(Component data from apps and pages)
....

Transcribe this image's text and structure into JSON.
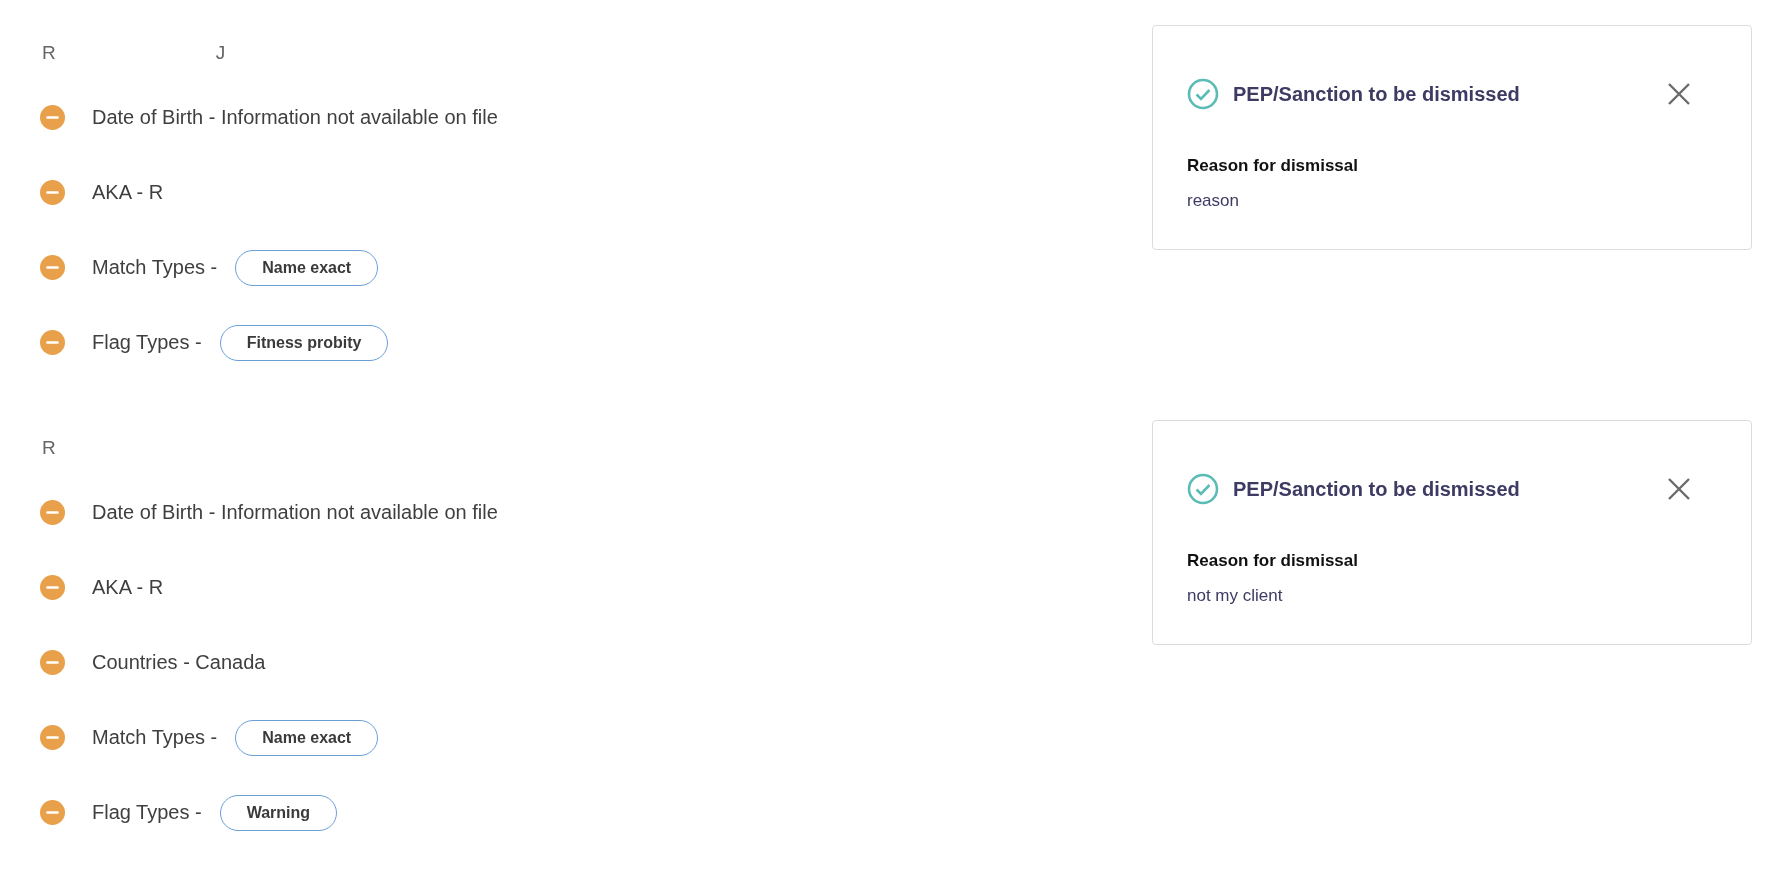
{
  "sections": [
    {
      "names": [
        "R",
        "J"
      ],
      "items": [
        {
          "kind": "text",
          "label": "Date of Birth - Information not available on file"
        },
        {
          "kind": "text",
          "label": "AKA - R"
        },
        {
          "kind": "tag",
          "label": "Match Types -",
          "tag": "Name exact"
        },
        {
          "kind": "tag",
          "label": "Flag Types -",
          "tag": "Fitness probity"
        }
      ],
      "card": {
        "title": "PEP/Sanction to be dismissed",
        "reason_label": "Reason for dismissal",
        "reason": "reason"
      }
    },
    {
      "names": [
        "R"
      ],
      "items": [
        {
          "kind": "text",
          "label": "Date of Birth - Information not available on file"
        },
        {
          "kind": "text",
          "label": "AKA - R"
        },
        {
          "kind": "text",
          "label": "Countries - Canada"
        },
        {
          "kind": "tag",
          "label": "Match Types -",
          "tag": "Name exact"
        },
        {
          "kind": "tag",
          "label": "Flag Types -",
          "tag": "Warning"
        }
      ],
      "card": {
        "title": "PEP/Sanction to be dismissed",
        "reason_label": "Reason for dismissal",
        "reason": "not my client"
      }
    }
  ]
}
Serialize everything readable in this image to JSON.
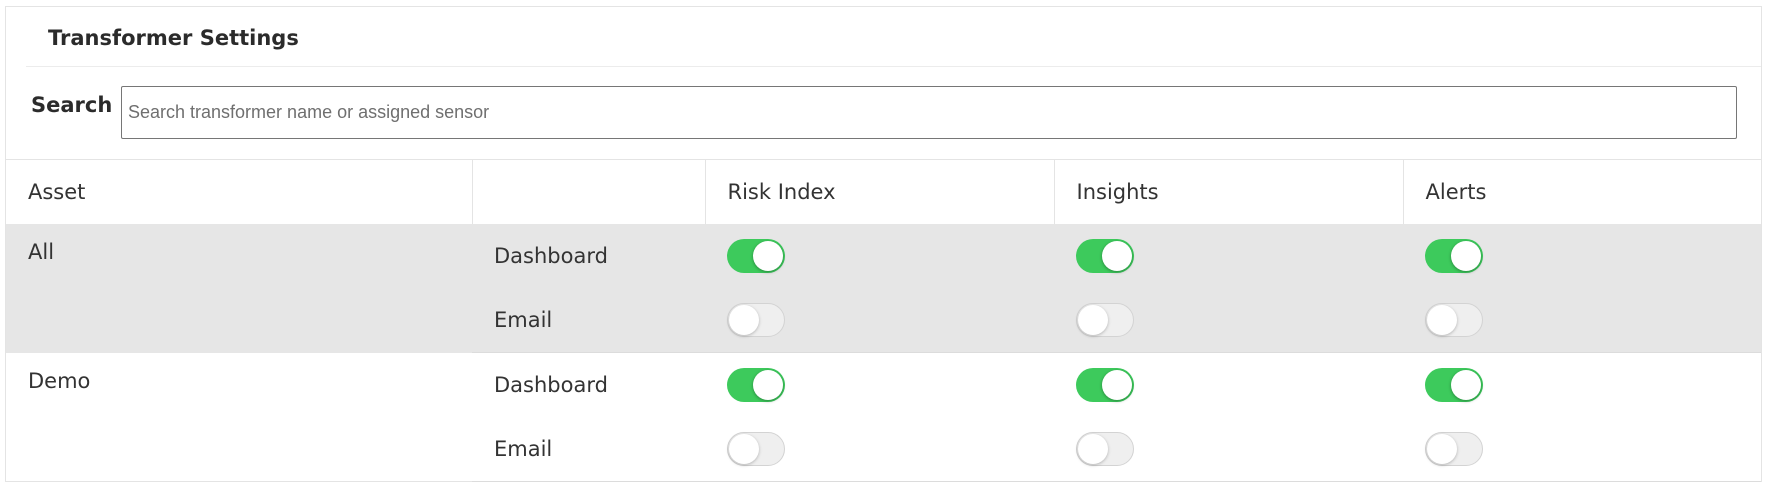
{
  "panel": {
    "title": "Transformer Settings"
  },
  "search": {
    "label": "Search",
    "value": "",
    "placeholder": "Search transformer name or assigned sensor"
  },
  "table": {
    "headers": [
      "Asset",
      "",
      "Risk Index",
      "Insights",
      "Alerts"
    ],
    "groups": [
      {
        "asset": "All",
        "rows": [
          {
            "channel": "Dashboard",
            "risk_index": true,
            "insights": true,
            "alerts": true
          },
          {
            "channel": "Email",
            "risk_index": false,
            "insights": false,
            "alerts": false
          }
        ]
      },
      {
        "asset": "Demo",
        "rows": [
          {
            "channel": "Dashboard",
            "risk_index": true,
            "insights": true,
            "alerts": true
          },
          {
            "channel": "Email",
            "risk_index": false,
            "insights": false,
            "alerts": false
          }
        ]
      }
    ]
  },
  "colors": {
    "toggle_on": "#3dca5c",
    "toggle_off": "#efefef",
    "shaded_row": "#e6e6e6"
  }
}
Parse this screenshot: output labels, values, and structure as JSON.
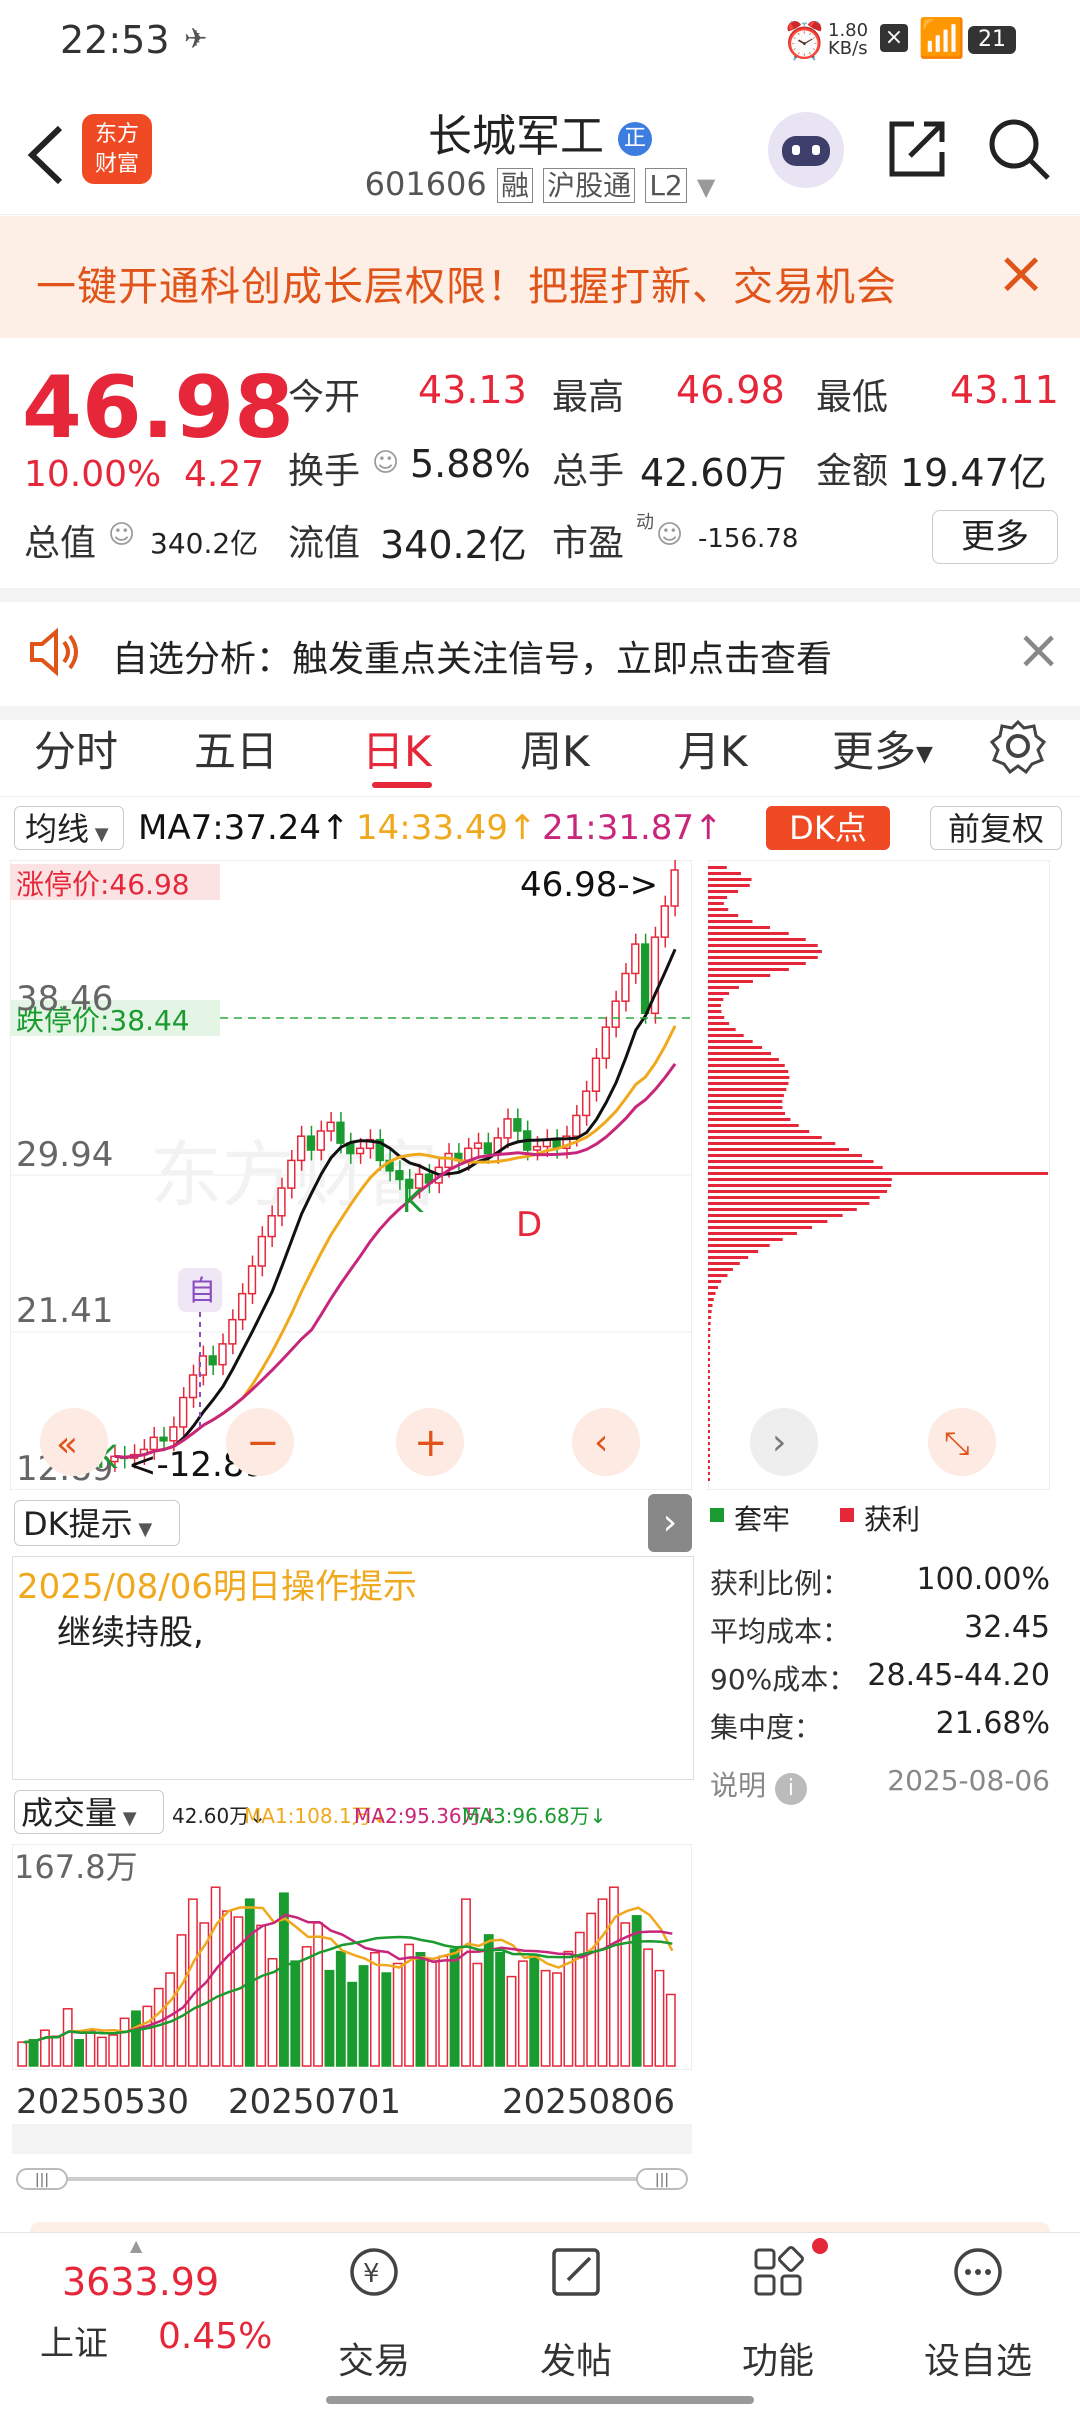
{
  "status_bar": {
    "time": "22:53",
    "net_speed_top": "1.80",
    "net_speed_unit": "KB/s",
    "battery": "21"
  },
  "header": {
    "back_icon": "chevron-left-icon",
    "logo_line1": "东方",
    "logo_line2": "财富",
    "stock_name": "长城军工",
    "badge": "正",
    "code": "601606",
    "tag_rong": "融",
    "tag_hgt": "沪股通",
    "tag_l2": "L2",
    "share_icon": "share-icon",
    "search_icon": "search-icon"
  },
  "banner": {
    "text": "一键开通科创成长层权限！把握打新、交易机会",
    "close": "×"
  },
  "quote": {
    "price": "46.98",
    "change_pct": "10.00%",
    "change_abs": "4.27",
    "open_label": "今开",
    "open": "43.13",
    "high_label": "最高",
    "high": "46.98",
    "low_label": "最低",
    "low": "43.11",
    "turnover_label": "换手",
    "turnover": "5.88%",
    "volume_label": "总手",
    "volume": "42.60万",
    "amount_label": "金额",
    "amount": "19.47亿",
    "mcap_label": "总值",
    "mcap": "340.2亿",
    "float_label": "流值",
    "float": "340.2亿",
    "pe_label": "市盈",
    "pe_sup": "动",
    "pe": "-156.78",
    "more_button": "更多"
  },
  "analysis": {
    "text": "自选分析：触发重点关注信号，立即点击查看",
    "close": "×"
  },
  "tabs": [
    "分时",
    "五日",
    "日K",
    "周K",
    "月K",
    "更多"
  ],
  "active_tab": 2,
  "ma_bar": {
    "selector": "均线",
    "ma7": "MA7:37.24",
    "ma14": "14:33.49",
    "ma21": "21:31.87",
    "dk_button": "DK点",
    "fuquan": "前复权"
  },
  "kchart": {
    "limit_up_label": "涨停价:46.98",
    "limit_down_label": "跌停价:38.44",
    "price_right": "46.98->",
    "axis_labels": [
      "38.46",
      "29.94",
      "21.41",
      "12.89"
    ],
    "low_marker": "<-12.89",
    "zi_marker": "自",
    "k_marker": "K",
    "d_marker": "D",
    "watermark": "东方财富"
  },
  "chip": {
    "legend_trap": "套牢",
    "legend_profit": "获利",
    "profit_ratio_label": "获利比例：",
    "profit_ratio": "100.00%",
    "avg_cost_label": "平均成本：",
    "avg_cost": "32.45",
    "cost90_label": "90%成本：",
    "cost90": "28.45-44.20",
    "concentration_label": "集中度：",
    "concentration": "21.68%",
    "explain_label": "说明",
    "date": "2025-08-06"
  },
  "dk": {
    "selector": "DK提示",
    "title": "2025/08/06明日操作提示",
    "content": "继续持股,"
  },
  "volume": {
    "selector": "成交量",
    "current": "42.60万↓",
    "ma1": "MA1:108.1万↓",
    "ma2": "MA2:95.36万↓",
    "ma3": "MA3:96.68万↓",
    "max_label": "167.8万",
    "dates": [
      "20250530",
      "20250701",
      "20250806"
    ]
  },
  "bottom_nav": {
    "index_value": "3633.99",
    "index_name": "上证",
    "index_change": "0.45%",
    "items": [
      "交易",
      "发帖",
      "功能",
      "设自选"
    ]
  },
  "colors": {
    "up": "#e6273a",
    "down": "#1a9b2f",
    "ma7": "#111111",
    "ma14": "#f0a81c",
    "ma21": "#c8267a",
    "banner_bg": "#fdeee6",
    "banner_text": "#e0541a"
  }
}
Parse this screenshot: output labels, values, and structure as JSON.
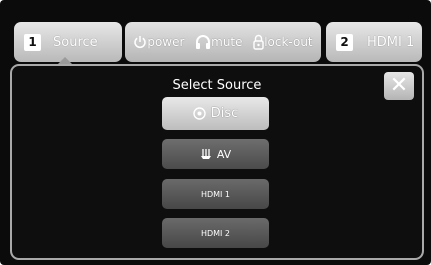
{
  "tabs": {
    "source": {
      "number": "1",
      "label": "Source"
    },
    "hdmi": {
      "number": "2",
      "label": "HDMI 1"
    }
  },
  "controls": {
    "power": {
      "label": "power",
      "icon": "power-icon"
    },
    "mute": {
      "label": "mute",
      "icon": "headphones-icon"
    },
    "lockout": {
      "label": "lock-out",
      "icon": "lock-icon"
    }
  },
  "panel": {
    "title": "Select Source",
    "close_icon": "close-icon",
    "sources": [
      {
        "label": "Disc",
        "icon": "disc-icon",
        "selected": true
      },
      {
        "label": "AV",
        "icon": "av-jack-icon",
        "selected": false
      },
      {
        "label": "HDMI 1",
        "selected": false
      },
      {
        "label": "HDMI 2",
        "selected": false
      }
    ]
  },
  "colors": {
    "background": "#0b0b0b",
    "button_light": "#d0d0d0",
    "button_dark": "#5a5a5a",
    "text": "#ffffff"
  }
}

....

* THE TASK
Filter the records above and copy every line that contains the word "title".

* YOUR SOLUTION
        "title": "PEP/Sanction to be dismissed",
        "title": "PEP/Sanction to be dismissed",
    "title": "Transformer Settings"
    "title": "2025/08/06明日操作提示",
    "title": "Select Source",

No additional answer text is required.